→ WHAT THIS TASK INVOLVES
Once you find the line with "What data populates", copy it and every line after it through the end of the entries below, exactly as written.

→ INFORMATION PROVIDED
§ §

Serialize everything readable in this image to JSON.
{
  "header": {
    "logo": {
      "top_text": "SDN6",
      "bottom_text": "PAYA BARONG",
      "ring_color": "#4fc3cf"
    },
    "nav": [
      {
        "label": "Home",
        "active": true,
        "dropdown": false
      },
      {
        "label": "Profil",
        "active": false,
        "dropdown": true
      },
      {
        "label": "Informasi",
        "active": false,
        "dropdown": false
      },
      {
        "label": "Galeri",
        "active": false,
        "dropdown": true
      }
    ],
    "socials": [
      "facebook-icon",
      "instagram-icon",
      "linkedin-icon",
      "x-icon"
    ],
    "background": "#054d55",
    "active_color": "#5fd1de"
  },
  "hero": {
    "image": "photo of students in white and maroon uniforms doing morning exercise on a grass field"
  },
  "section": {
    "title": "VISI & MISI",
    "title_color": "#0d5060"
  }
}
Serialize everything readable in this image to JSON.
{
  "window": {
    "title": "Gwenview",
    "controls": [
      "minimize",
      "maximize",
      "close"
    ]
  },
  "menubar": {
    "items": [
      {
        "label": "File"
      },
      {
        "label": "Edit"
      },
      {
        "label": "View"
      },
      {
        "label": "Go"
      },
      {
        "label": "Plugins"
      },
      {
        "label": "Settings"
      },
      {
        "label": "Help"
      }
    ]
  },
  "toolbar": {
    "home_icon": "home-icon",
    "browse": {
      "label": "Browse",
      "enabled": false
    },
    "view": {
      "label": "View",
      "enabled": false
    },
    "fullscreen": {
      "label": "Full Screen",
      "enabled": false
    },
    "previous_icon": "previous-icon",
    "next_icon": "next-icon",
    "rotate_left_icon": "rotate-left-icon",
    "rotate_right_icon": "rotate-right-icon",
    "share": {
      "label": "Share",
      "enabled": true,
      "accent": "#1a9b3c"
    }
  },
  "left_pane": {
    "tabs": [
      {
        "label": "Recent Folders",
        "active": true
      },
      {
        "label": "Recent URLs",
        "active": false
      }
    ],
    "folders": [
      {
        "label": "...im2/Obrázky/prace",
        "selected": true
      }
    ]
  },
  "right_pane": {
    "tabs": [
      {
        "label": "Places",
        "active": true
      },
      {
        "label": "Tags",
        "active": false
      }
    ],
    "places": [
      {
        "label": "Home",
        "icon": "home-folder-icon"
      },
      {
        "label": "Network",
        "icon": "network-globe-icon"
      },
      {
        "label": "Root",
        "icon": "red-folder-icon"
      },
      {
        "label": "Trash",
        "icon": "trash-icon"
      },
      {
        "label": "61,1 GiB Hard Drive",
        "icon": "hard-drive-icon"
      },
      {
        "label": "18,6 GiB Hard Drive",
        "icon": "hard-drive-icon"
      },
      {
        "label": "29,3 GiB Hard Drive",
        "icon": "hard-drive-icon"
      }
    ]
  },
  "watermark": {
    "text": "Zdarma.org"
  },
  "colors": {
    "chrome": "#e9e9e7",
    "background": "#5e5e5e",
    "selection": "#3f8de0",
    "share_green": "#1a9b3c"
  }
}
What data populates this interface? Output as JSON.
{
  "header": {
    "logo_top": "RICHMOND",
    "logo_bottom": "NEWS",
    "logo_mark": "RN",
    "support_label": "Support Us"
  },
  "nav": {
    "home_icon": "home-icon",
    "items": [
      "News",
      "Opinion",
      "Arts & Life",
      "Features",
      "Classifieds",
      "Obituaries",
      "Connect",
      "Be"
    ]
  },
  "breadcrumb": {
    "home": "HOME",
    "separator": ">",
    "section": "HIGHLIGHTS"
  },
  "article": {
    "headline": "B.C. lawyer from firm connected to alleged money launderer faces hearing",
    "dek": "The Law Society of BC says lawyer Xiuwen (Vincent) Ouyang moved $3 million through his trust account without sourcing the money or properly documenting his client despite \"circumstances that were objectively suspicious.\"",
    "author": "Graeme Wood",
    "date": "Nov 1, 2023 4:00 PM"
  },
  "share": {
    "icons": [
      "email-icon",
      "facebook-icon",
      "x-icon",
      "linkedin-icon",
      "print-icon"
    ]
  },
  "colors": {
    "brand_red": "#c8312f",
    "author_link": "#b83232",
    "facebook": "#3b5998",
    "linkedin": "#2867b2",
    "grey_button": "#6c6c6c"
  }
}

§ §

→ FINAL ANSWER
What data populates this interface? Output as JSON.
{
  "header": {
    "logo_top": "RICHMOND",
    "logo_bottom": "NEWS",
    "logo_mark": "RN",
    "support_label": "Support Us"
  },
  "nav": {
    "home_icon": "home-icon",
    "items": [
      "News",
      "Opinion",
      "Arts & Life",
      "Features",
      "Classifieds",
      "Obituaries",
      "Connect",
      "Be"
    ]
  },
  "breadcrumb": {
    "home": "HOME",
    "separator": ">",
    "section": "HIGHLIGHTS"
  },
  "article": {
    "headline": "B.C. lawyer from firm connected to alleged money launderer faces hearing",
    "dek": "The Law Society of BC says lawyer Xiuwen (Vincent) Ouyang moved $3 million through his trust account without sourcing the money or properly documenting his client despite \"circumstances that were objectively suspicious.\"",
    "author": "Graeme Wood",
    "date": "Nov 1, 2023 4:00 PM"
  },
  "share": {
    "icons": [
      "email-icon",
      "facebook-icon",
      "x-icon",
      "linkedin-icon",
      "print-icon"
    ]
  },
  "colors": {
    "brand_red": "#c8312f",
    "author_link": "#b83232",
    "facebook": "#3b5998",
    "linkedin": "#2867b2",
    "grey_button": "#6c6c6c"
  }
}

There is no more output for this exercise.